**REQUIRED ACTION**
Each line below that carries the string "Ingrese" must appear in the answer.

________________________________________

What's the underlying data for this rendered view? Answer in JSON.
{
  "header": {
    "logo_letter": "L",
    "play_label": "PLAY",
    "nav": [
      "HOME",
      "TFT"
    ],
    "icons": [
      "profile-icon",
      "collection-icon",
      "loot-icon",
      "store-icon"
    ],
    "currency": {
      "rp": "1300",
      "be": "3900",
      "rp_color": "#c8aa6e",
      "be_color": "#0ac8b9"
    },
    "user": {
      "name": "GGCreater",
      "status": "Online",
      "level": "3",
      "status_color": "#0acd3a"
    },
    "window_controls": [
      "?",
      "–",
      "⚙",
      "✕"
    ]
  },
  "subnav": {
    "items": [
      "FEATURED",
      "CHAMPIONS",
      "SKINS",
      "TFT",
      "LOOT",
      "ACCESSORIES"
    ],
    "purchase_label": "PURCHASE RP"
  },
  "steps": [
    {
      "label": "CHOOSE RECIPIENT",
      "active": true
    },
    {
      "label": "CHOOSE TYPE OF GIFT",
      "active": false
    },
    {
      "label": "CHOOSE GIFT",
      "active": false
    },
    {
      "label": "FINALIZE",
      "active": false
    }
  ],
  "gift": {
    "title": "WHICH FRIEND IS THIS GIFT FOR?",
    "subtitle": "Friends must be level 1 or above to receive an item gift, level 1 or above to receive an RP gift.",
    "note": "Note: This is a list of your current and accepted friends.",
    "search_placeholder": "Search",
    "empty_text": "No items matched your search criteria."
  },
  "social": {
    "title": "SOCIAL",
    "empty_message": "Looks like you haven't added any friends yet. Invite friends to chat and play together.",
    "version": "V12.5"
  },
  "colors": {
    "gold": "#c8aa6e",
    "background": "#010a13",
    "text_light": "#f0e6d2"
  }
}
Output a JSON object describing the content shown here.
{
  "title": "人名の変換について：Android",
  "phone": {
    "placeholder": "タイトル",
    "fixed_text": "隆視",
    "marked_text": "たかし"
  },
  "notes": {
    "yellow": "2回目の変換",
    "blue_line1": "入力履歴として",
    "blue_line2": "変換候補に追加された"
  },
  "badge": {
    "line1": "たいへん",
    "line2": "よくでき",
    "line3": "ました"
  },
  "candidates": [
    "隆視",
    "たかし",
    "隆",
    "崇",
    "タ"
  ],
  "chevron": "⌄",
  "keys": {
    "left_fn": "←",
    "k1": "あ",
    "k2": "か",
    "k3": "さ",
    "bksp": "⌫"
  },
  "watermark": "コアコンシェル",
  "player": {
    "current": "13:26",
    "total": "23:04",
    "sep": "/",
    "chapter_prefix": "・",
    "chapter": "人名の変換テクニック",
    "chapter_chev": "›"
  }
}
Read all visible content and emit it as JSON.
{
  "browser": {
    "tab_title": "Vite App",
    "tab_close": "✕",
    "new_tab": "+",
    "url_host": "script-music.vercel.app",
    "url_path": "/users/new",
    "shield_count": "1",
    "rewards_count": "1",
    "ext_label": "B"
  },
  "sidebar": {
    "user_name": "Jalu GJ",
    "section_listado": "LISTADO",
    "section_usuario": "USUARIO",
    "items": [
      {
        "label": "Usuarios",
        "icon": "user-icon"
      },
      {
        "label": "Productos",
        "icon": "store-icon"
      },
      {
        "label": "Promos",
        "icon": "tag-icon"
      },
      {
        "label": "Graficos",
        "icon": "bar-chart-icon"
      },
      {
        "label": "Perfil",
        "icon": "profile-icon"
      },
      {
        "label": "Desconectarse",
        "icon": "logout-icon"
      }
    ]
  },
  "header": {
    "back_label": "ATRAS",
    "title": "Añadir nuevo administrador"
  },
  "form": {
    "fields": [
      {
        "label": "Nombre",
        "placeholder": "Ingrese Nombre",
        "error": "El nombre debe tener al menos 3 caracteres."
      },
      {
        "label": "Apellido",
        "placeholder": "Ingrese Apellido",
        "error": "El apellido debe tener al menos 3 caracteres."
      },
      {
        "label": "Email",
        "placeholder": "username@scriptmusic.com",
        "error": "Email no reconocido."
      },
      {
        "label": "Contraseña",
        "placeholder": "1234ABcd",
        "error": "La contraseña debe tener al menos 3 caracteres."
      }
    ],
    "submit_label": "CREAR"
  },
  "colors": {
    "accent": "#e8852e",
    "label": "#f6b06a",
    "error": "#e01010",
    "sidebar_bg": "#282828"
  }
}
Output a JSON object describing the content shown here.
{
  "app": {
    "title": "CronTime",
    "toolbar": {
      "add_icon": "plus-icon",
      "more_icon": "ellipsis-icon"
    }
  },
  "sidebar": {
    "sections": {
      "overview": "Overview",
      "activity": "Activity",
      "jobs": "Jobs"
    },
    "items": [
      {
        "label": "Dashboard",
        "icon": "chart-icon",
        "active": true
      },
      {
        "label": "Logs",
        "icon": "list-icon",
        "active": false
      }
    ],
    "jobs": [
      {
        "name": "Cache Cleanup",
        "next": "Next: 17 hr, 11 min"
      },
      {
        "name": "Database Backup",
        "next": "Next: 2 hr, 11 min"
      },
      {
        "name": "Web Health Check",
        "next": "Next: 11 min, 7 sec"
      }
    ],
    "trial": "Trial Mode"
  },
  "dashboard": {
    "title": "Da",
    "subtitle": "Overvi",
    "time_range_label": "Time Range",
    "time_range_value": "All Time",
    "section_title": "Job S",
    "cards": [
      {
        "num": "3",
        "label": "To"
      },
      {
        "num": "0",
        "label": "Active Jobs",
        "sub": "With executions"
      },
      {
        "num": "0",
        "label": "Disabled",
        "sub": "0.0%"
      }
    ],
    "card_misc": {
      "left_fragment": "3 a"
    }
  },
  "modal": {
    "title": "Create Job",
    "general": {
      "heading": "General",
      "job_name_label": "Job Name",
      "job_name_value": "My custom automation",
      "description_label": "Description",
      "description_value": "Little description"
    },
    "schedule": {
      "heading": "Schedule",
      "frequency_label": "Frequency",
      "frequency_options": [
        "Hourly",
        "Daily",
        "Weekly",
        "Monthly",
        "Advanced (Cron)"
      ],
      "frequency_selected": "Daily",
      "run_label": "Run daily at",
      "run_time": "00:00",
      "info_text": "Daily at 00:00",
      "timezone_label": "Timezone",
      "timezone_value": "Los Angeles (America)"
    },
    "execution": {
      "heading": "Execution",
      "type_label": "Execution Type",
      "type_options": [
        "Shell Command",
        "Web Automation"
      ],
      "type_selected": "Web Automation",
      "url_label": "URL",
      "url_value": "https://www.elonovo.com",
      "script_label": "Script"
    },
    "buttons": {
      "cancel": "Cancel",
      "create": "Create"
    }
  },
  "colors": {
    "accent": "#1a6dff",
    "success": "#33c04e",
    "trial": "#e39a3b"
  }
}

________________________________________

**RESPONSE**
        "placeholder": "Ingrese Nombre",
        "placeholder": "Ingrese Apellido",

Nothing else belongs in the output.